## The task:
Where does "springframework" appear in the data? Return each line that holds it.

++++ Provided material ++++

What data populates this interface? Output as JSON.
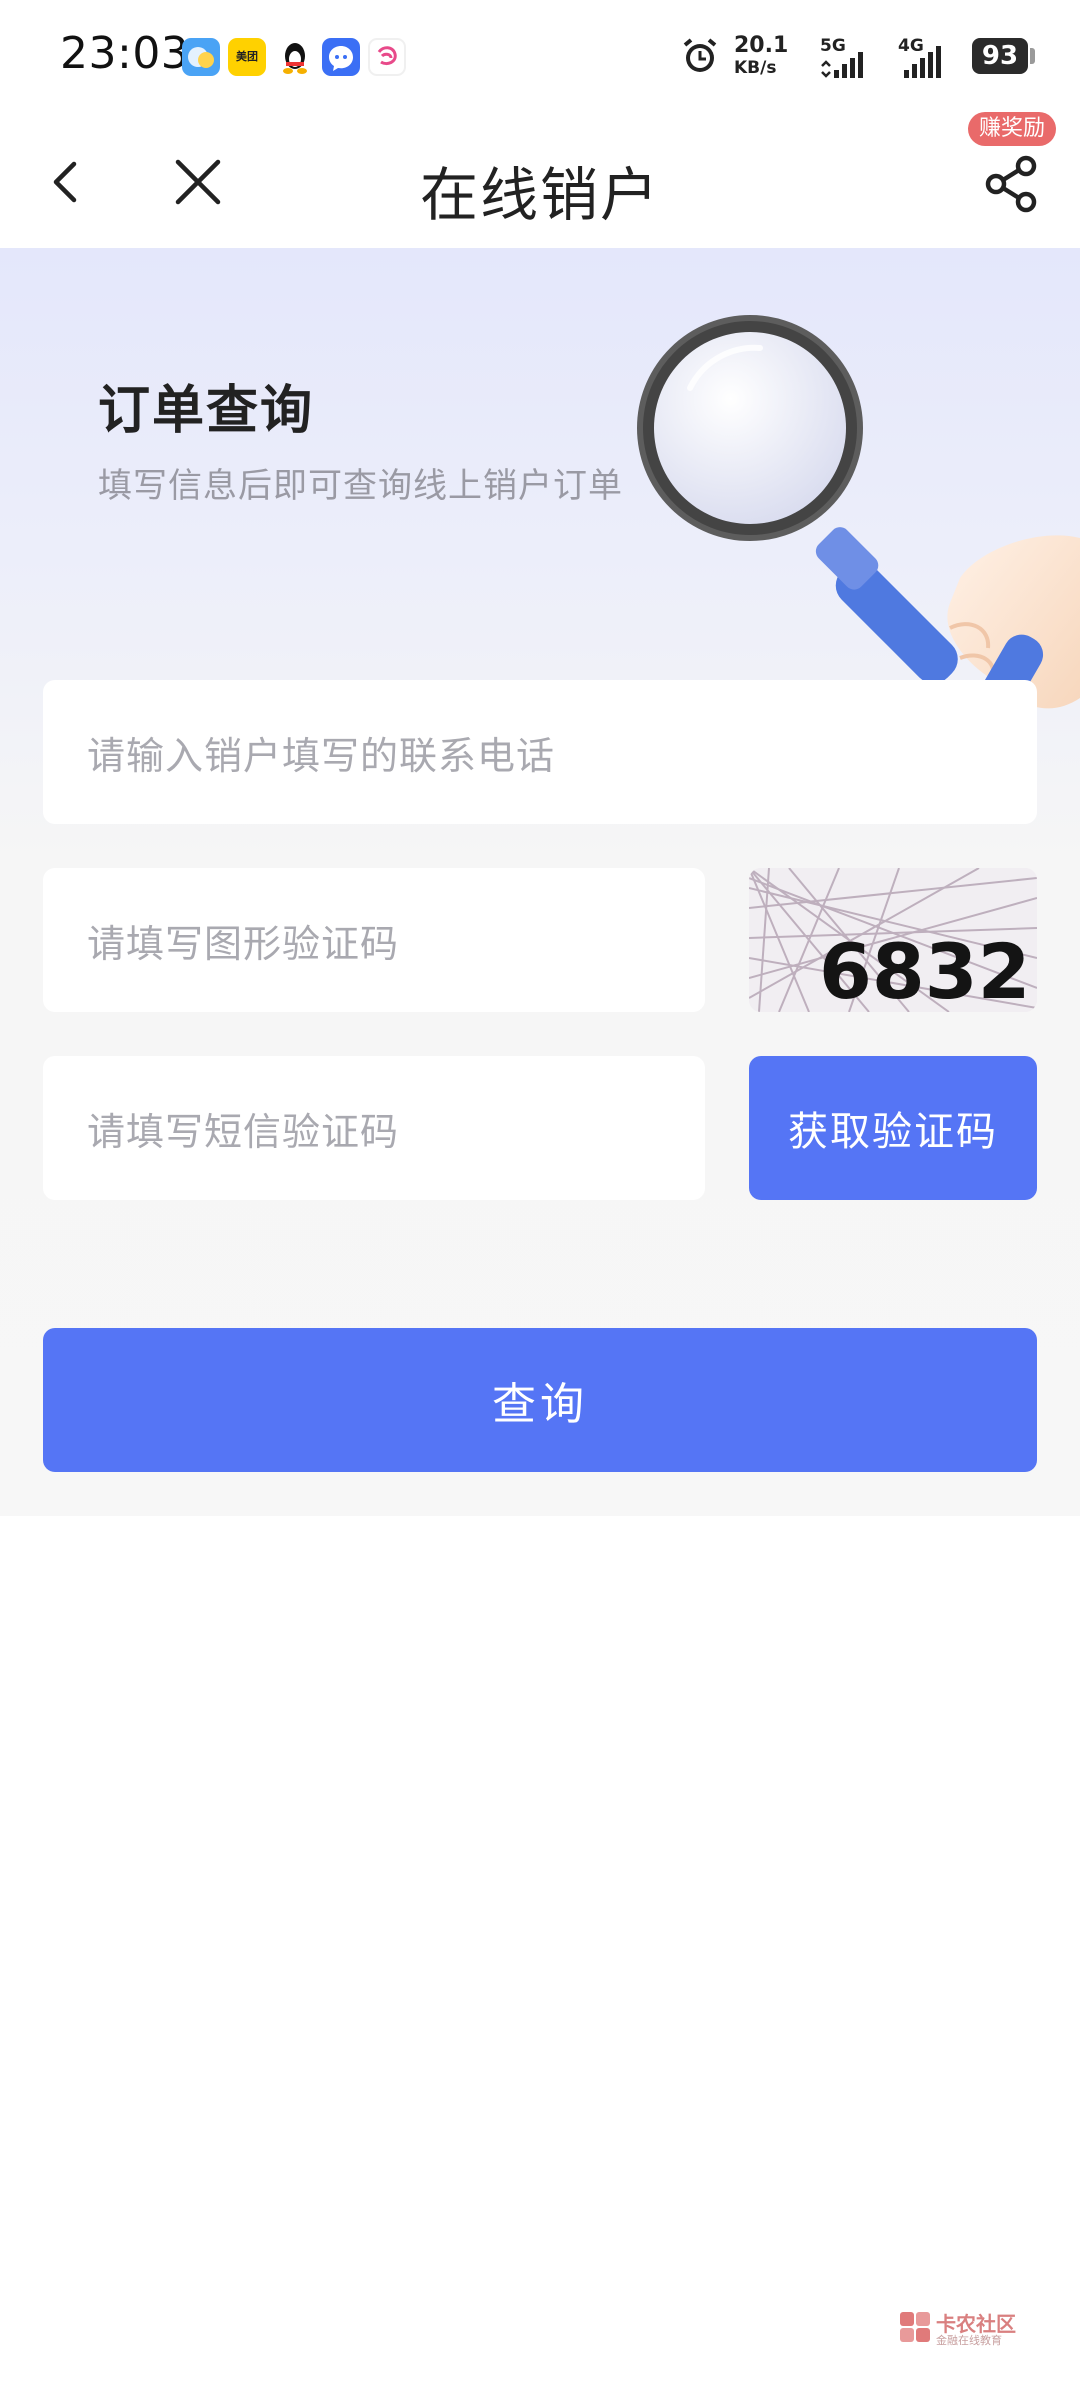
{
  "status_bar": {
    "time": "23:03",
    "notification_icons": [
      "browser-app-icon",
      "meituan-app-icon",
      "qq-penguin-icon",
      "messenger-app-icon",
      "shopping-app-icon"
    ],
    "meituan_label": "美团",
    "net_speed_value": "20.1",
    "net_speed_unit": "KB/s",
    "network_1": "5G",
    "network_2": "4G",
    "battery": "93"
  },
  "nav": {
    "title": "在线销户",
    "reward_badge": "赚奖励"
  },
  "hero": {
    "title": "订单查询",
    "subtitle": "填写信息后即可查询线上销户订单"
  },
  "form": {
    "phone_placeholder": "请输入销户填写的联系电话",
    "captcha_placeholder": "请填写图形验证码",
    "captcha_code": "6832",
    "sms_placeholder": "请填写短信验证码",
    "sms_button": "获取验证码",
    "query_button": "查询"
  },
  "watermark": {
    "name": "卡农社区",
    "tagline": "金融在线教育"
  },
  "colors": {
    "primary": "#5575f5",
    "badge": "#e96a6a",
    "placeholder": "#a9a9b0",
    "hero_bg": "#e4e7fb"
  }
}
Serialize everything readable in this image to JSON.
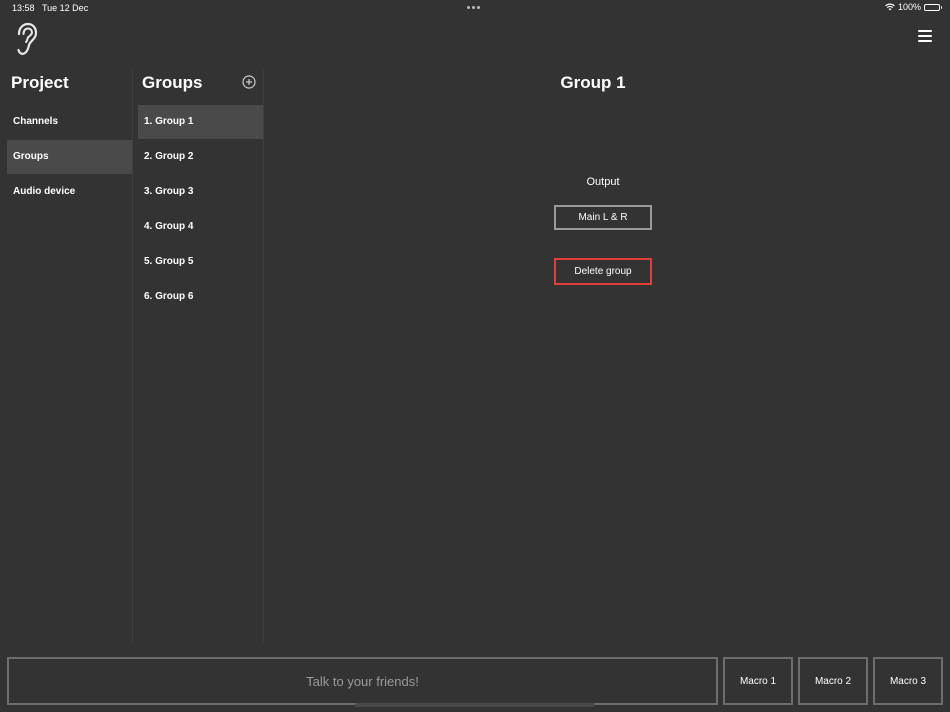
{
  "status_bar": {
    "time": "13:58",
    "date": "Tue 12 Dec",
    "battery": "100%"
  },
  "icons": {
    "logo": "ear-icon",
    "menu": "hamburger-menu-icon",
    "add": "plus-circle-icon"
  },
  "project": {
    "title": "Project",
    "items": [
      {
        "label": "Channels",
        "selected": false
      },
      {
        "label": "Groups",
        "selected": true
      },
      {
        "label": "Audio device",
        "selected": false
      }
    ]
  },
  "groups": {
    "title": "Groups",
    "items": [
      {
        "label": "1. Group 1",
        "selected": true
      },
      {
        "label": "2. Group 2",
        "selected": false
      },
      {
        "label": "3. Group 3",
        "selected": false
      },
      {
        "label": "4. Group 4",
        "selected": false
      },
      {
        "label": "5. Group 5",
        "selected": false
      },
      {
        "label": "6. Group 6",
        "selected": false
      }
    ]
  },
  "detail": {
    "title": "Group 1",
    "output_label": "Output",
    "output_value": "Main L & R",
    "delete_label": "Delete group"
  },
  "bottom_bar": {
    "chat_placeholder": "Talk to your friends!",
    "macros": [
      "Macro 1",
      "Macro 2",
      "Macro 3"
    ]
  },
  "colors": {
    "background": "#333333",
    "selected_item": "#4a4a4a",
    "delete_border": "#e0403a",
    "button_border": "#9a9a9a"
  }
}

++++
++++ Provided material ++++

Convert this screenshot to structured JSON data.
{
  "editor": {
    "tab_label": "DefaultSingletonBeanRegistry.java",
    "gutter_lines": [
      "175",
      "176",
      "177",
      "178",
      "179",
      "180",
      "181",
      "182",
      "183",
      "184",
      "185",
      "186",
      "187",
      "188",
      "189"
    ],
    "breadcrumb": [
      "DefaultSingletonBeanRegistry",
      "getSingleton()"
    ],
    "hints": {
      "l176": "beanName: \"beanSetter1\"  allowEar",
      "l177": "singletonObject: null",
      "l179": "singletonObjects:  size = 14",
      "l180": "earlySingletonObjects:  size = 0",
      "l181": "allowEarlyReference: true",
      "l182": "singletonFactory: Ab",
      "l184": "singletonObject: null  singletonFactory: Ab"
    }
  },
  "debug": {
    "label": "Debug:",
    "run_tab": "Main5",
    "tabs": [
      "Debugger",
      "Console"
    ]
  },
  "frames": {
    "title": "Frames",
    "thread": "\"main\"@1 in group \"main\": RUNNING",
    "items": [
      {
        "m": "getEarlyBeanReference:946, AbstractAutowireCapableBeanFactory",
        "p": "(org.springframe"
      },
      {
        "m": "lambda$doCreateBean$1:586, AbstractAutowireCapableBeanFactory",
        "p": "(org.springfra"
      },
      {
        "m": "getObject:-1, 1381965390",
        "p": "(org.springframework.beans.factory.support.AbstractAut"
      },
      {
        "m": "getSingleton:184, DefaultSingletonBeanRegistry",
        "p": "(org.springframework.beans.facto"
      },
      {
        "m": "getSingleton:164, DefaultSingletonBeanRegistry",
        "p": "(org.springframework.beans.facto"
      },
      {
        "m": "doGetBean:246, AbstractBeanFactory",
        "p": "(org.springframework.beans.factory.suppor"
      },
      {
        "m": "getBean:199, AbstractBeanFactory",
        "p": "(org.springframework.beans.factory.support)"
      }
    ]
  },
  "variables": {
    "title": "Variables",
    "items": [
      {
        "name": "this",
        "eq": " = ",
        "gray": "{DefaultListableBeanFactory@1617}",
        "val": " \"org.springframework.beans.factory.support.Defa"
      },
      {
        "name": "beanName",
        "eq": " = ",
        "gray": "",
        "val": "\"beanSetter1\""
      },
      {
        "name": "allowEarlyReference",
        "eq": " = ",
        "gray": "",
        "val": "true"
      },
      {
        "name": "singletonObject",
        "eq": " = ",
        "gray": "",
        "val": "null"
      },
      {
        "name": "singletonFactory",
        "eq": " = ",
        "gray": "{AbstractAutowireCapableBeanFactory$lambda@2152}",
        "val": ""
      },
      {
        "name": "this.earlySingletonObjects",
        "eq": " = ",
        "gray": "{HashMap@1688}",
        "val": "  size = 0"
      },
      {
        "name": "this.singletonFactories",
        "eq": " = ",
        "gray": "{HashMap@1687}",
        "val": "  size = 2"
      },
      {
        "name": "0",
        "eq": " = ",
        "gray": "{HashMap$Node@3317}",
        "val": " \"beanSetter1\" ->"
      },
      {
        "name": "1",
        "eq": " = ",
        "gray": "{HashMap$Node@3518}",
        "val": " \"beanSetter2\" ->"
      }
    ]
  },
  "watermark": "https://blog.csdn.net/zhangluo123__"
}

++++
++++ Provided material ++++

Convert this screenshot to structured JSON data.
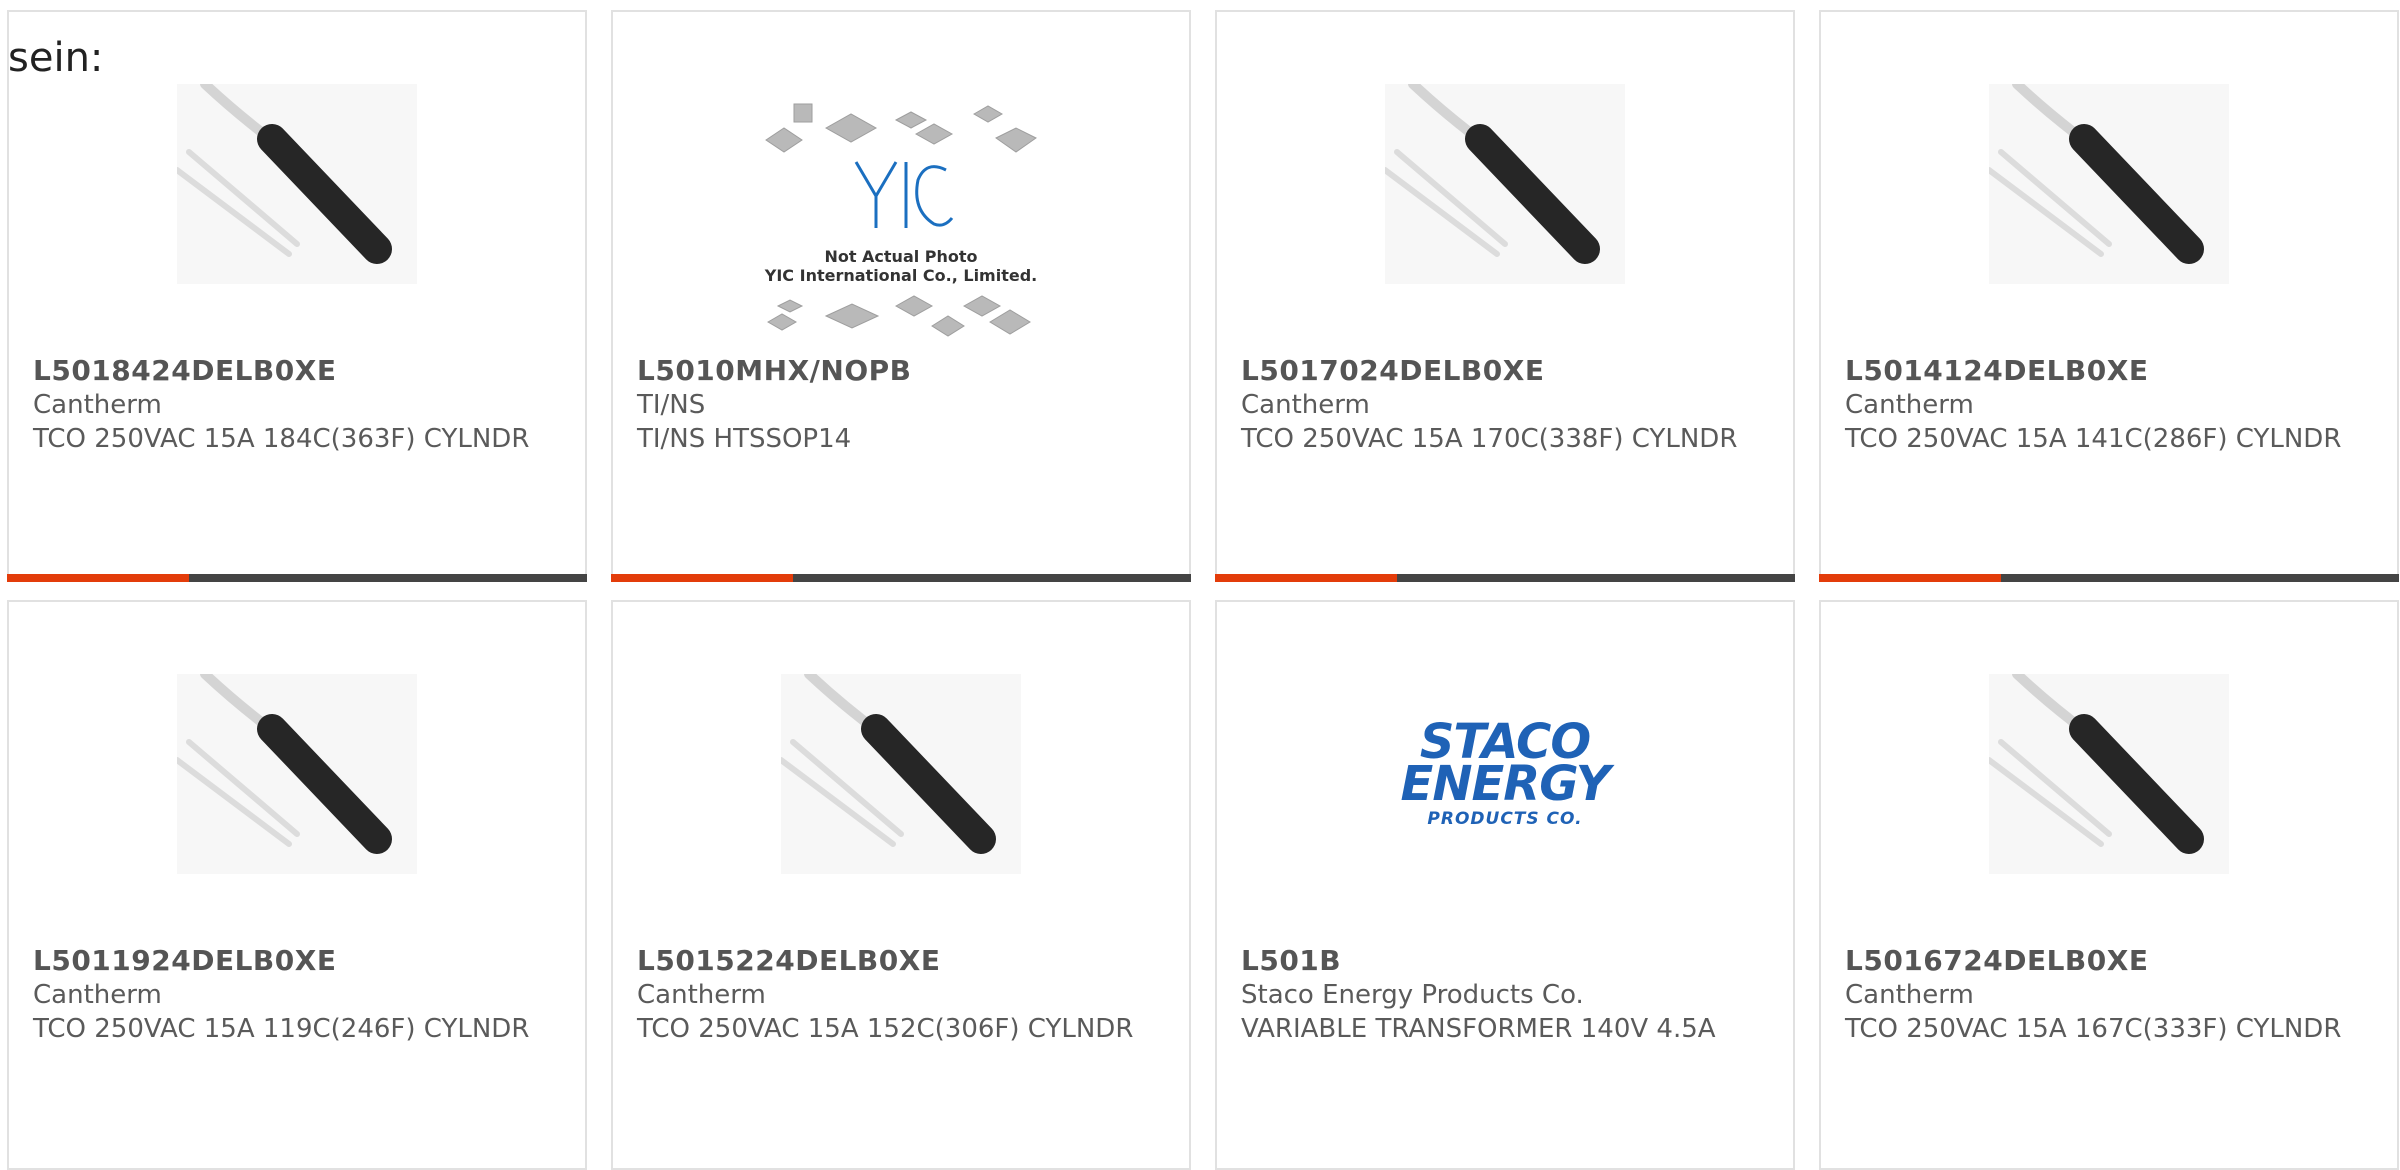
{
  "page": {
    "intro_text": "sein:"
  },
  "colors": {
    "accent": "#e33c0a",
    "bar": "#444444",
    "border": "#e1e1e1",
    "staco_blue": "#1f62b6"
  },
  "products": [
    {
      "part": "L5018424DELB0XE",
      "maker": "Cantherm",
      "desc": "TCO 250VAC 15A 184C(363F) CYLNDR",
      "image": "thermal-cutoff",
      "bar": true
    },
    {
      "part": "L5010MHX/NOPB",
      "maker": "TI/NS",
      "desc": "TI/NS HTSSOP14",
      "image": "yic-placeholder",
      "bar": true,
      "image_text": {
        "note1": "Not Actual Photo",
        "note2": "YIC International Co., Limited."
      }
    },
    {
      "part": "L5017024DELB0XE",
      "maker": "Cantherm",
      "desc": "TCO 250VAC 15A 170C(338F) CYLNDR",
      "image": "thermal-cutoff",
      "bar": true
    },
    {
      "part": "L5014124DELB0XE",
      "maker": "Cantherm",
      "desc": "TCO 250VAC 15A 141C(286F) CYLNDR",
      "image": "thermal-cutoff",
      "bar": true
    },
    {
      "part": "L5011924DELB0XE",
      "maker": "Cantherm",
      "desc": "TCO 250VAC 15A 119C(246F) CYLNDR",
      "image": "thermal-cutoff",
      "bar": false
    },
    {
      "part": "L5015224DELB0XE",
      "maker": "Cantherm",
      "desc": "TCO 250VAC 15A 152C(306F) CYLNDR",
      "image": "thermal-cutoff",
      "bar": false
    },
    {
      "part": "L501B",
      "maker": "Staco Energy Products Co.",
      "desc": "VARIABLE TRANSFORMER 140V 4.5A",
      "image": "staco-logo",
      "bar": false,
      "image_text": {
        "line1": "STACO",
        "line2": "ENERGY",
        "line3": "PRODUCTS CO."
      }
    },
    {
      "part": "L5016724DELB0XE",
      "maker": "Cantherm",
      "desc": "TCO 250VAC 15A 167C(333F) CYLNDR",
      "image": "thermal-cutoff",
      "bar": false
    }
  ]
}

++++

## Result for this task:
        "p": "(org.springframework.beans.factory.support.AbstractAut"
        "p": "(org.springframework.beans.facto"
        "p": "(org.springframework.beans.facto"
        "p": "(org.springframework.beans.factory.suppor"
        "p": "(org.springframework.beans.factory.support)"
        "val": " \"org.springframework.beans.factory.support.Defa"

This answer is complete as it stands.